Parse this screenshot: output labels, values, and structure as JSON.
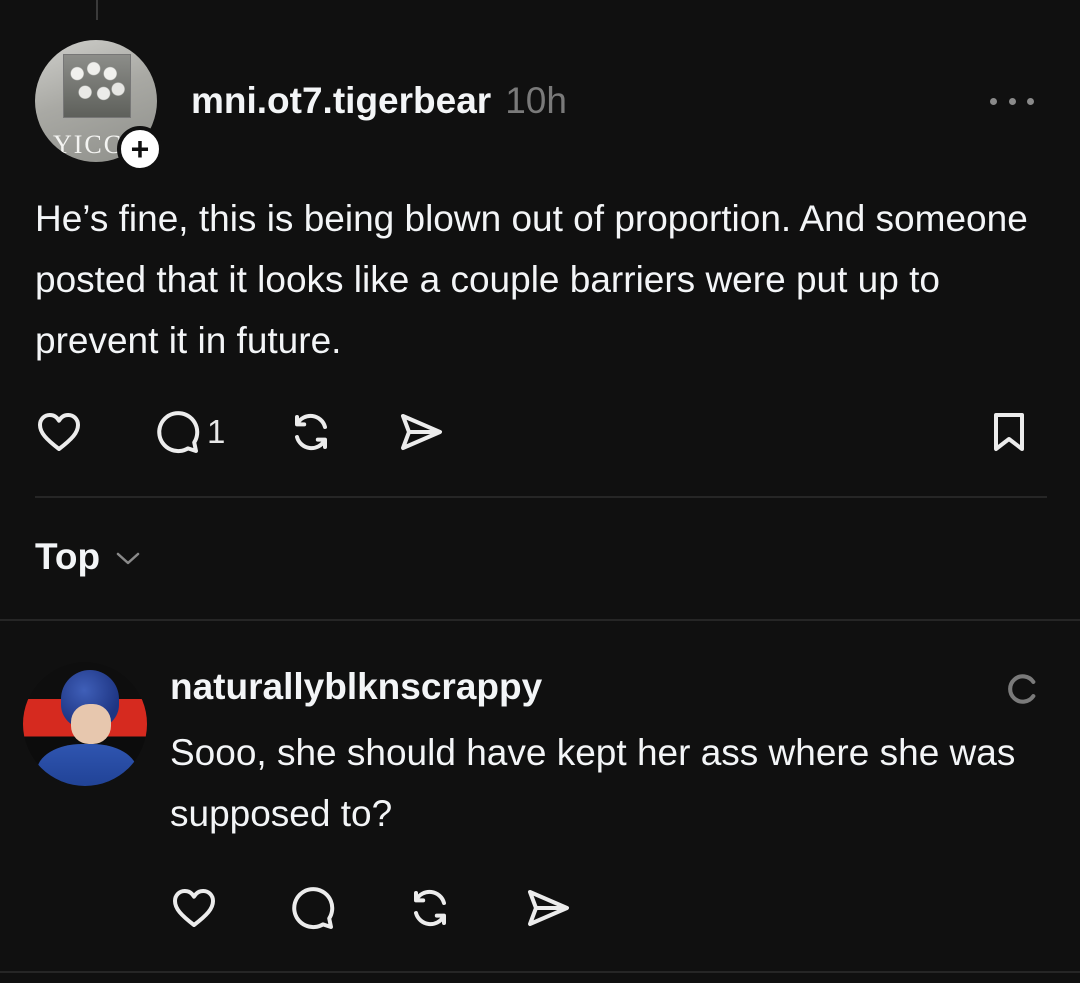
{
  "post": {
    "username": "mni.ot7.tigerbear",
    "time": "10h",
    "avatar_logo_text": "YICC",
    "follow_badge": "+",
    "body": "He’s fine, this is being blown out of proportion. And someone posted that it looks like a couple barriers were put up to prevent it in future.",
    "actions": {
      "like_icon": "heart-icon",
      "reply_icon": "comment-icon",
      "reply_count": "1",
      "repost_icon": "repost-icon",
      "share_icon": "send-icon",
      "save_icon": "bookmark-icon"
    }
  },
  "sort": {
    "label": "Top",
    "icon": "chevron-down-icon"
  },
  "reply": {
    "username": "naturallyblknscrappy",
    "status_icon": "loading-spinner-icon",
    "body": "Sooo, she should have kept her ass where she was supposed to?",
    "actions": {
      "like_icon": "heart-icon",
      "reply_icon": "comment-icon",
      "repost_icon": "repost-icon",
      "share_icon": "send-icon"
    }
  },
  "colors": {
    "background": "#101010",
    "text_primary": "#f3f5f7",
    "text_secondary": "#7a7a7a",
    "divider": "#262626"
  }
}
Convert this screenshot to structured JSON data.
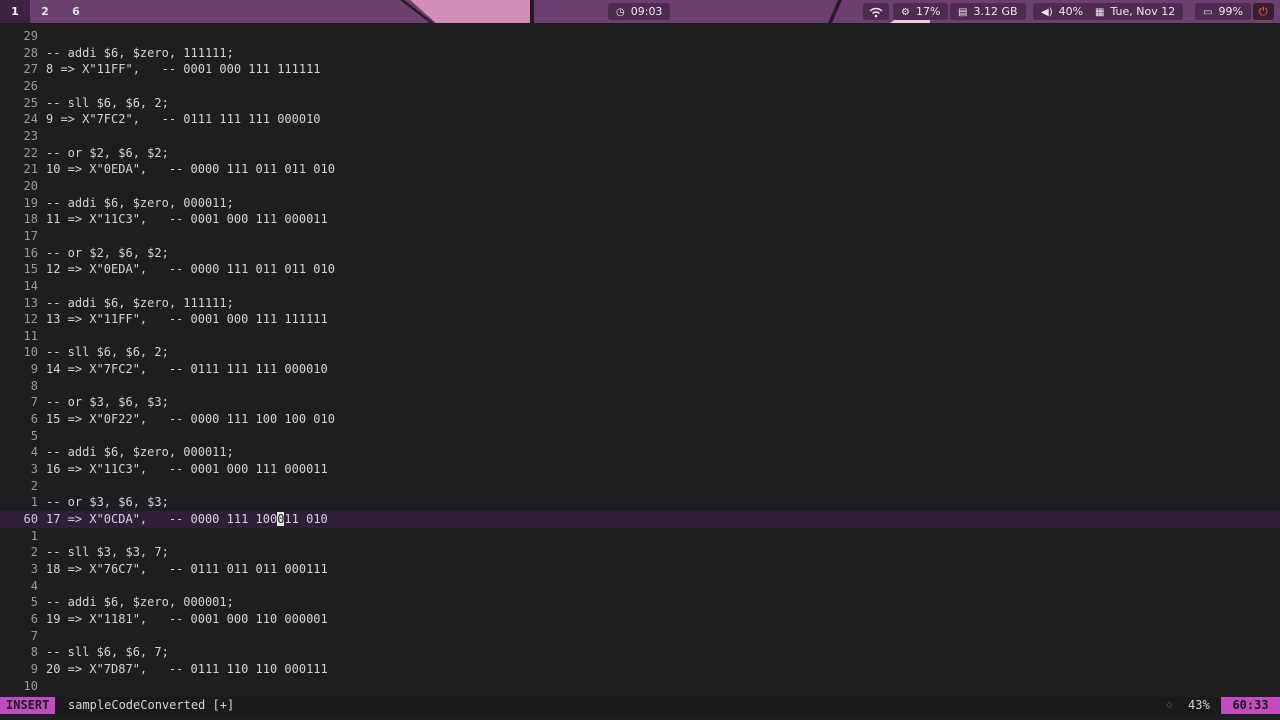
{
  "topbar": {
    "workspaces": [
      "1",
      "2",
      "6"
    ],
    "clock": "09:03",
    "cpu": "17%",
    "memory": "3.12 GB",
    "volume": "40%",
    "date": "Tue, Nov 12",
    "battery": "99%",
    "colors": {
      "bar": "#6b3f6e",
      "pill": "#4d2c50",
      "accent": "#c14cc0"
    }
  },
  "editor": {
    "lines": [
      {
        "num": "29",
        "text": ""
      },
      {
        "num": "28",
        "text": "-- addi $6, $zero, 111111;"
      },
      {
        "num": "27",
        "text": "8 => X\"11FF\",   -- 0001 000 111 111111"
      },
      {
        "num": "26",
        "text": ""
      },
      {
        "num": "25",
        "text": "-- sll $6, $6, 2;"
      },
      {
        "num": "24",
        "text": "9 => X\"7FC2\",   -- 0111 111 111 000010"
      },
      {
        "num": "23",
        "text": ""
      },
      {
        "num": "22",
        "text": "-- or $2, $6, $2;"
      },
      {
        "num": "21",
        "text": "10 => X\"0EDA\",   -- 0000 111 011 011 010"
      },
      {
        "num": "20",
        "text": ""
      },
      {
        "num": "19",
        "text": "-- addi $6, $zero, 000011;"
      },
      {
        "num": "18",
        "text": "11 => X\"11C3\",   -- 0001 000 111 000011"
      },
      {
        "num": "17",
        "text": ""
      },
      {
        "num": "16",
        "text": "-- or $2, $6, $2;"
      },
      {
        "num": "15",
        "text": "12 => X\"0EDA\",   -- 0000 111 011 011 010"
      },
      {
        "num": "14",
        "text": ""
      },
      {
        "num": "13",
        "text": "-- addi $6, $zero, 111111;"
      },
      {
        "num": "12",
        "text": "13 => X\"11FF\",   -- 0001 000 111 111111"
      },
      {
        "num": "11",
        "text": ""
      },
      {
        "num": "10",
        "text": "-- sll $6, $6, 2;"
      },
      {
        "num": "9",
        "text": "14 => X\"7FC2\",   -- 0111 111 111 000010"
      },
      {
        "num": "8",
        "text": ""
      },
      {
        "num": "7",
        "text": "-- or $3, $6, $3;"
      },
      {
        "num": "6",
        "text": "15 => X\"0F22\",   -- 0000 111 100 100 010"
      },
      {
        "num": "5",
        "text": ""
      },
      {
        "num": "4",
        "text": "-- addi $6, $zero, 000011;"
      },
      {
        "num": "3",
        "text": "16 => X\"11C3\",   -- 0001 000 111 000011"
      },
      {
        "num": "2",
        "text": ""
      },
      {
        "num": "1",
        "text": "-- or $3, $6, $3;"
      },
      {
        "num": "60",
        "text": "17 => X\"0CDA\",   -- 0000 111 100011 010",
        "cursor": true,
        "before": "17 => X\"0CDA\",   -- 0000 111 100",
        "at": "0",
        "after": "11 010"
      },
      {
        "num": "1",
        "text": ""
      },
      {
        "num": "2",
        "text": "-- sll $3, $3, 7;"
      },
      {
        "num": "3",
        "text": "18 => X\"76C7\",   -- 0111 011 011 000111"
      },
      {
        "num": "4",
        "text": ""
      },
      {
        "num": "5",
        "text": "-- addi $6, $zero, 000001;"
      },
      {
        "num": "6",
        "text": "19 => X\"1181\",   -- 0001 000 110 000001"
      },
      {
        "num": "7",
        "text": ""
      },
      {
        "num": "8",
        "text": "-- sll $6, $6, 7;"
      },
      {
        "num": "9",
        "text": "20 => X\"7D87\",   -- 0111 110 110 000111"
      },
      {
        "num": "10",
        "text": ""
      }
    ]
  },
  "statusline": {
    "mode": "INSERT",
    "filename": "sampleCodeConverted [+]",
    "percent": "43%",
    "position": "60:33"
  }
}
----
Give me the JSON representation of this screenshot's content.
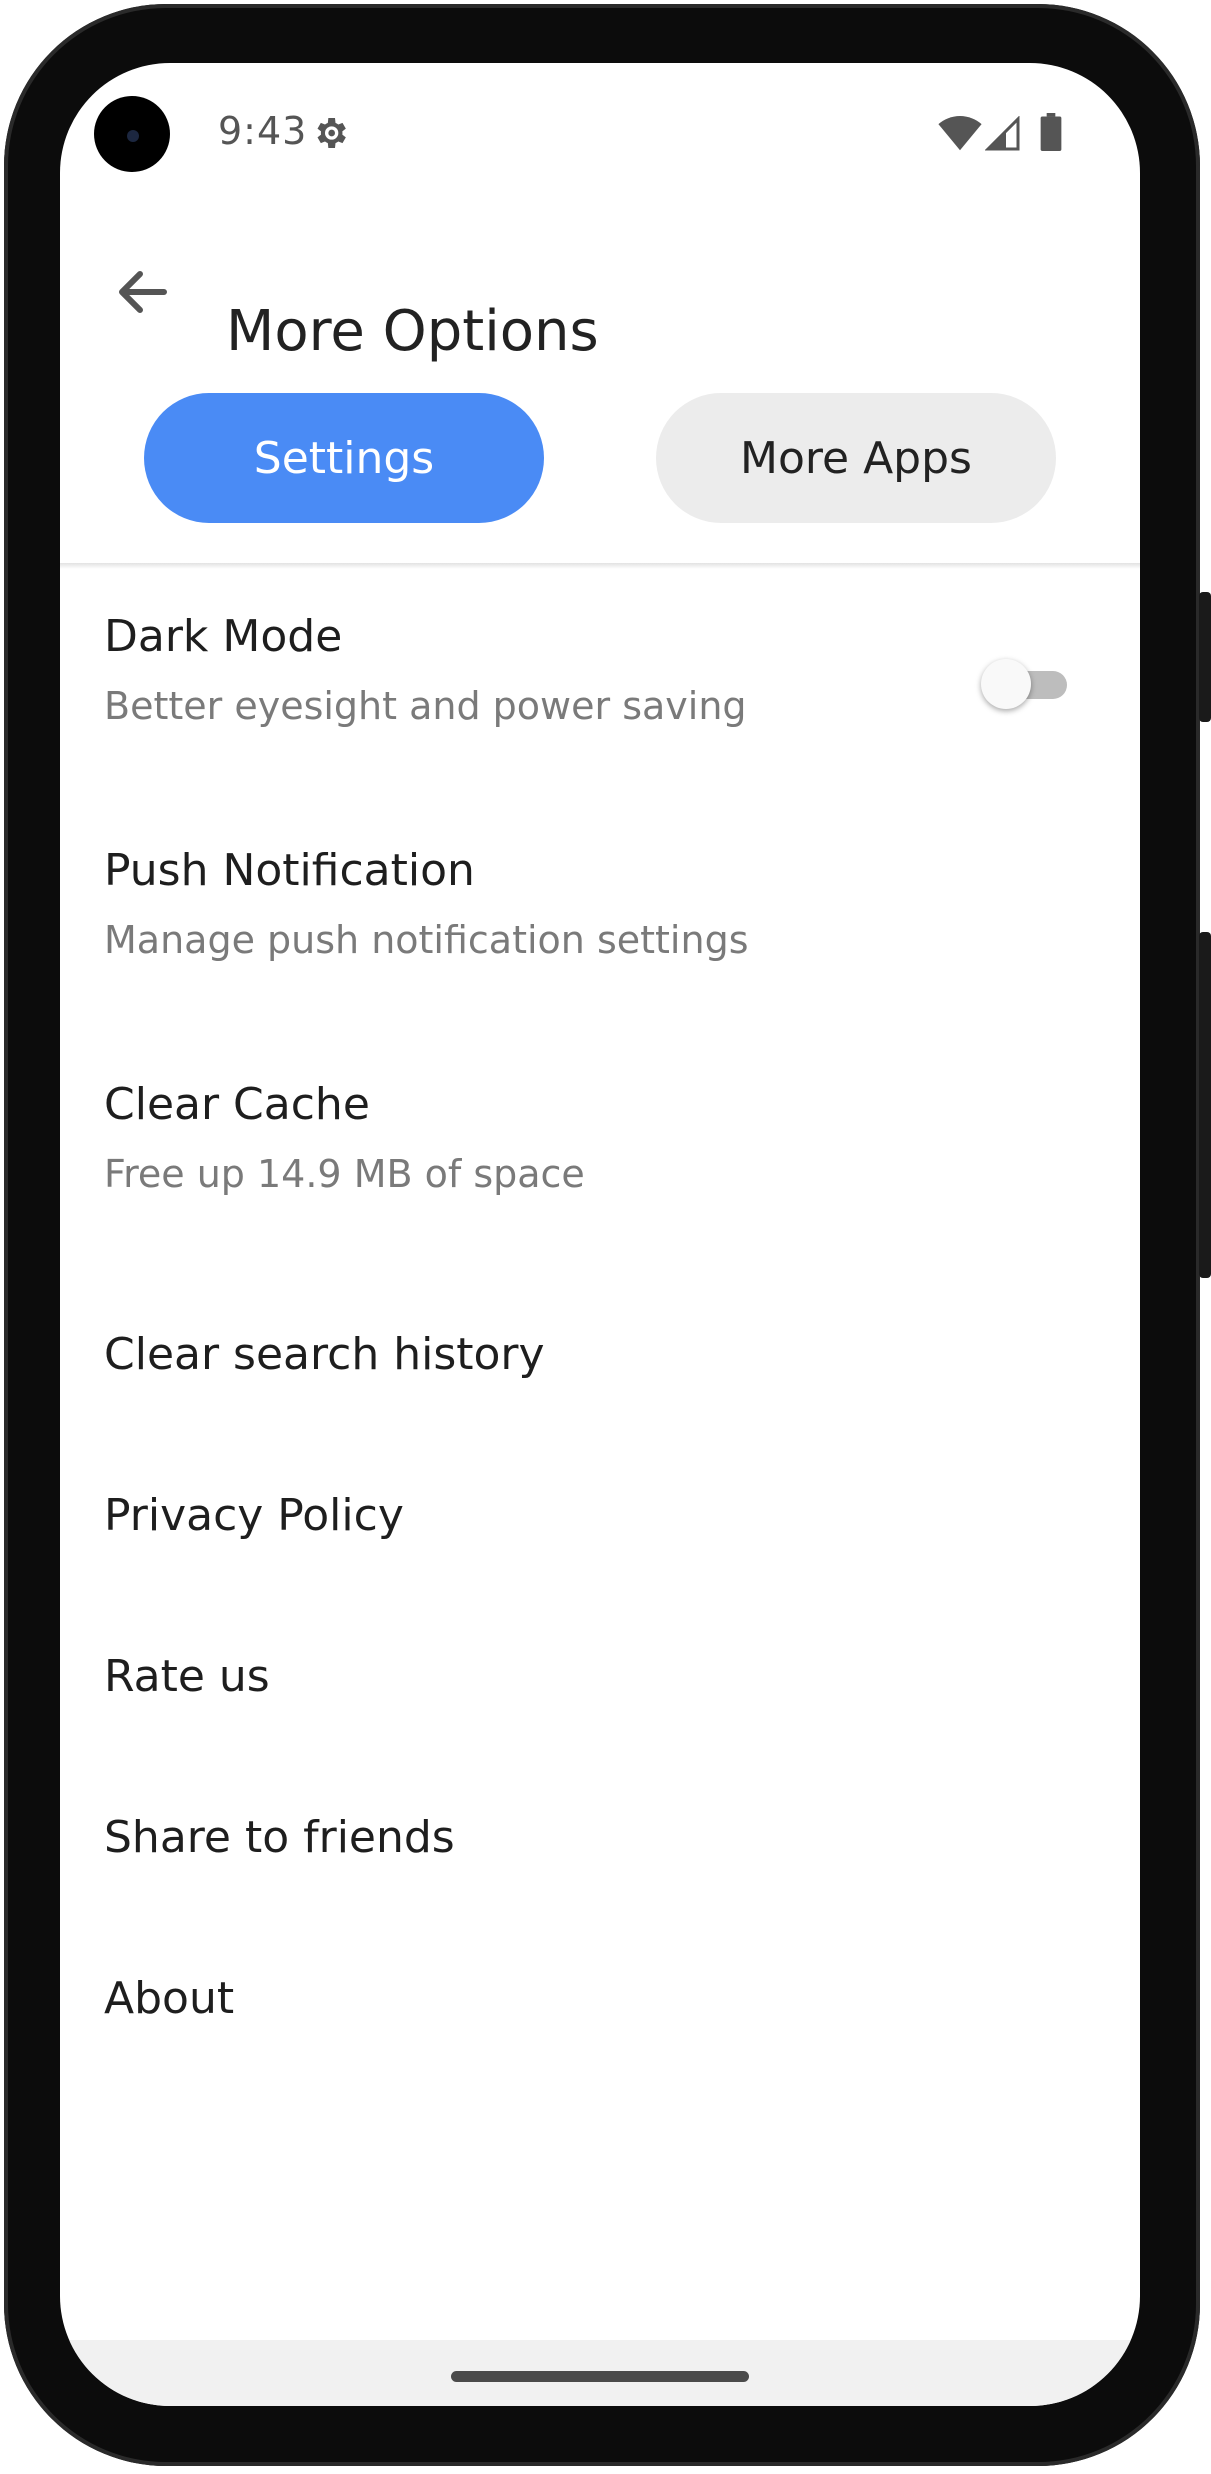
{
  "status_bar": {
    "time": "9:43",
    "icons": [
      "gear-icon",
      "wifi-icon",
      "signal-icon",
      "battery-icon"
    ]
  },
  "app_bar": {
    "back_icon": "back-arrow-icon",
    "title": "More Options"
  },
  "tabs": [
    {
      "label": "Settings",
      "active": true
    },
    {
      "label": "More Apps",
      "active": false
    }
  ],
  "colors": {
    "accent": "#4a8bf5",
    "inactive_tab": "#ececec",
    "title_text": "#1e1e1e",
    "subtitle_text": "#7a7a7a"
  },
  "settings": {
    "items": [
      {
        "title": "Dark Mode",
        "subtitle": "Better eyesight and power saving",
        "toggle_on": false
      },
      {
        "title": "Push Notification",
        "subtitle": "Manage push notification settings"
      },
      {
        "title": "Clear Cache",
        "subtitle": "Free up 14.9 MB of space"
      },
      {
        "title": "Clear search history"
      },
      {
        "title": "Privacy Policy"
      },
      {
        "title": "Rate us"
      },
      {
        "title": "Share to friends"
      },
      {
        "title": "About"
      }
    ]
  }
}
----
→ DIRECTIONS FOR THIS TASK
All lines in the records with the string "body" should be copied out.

→ YOUR SOLUTION
    "body": "He’s fine, this is being blown out of proportion. And someone posted that it looks like a couple barriers were put up to prevent it in future.",
    "body": "Sooo, she should have kept her ass where she was supposed to?",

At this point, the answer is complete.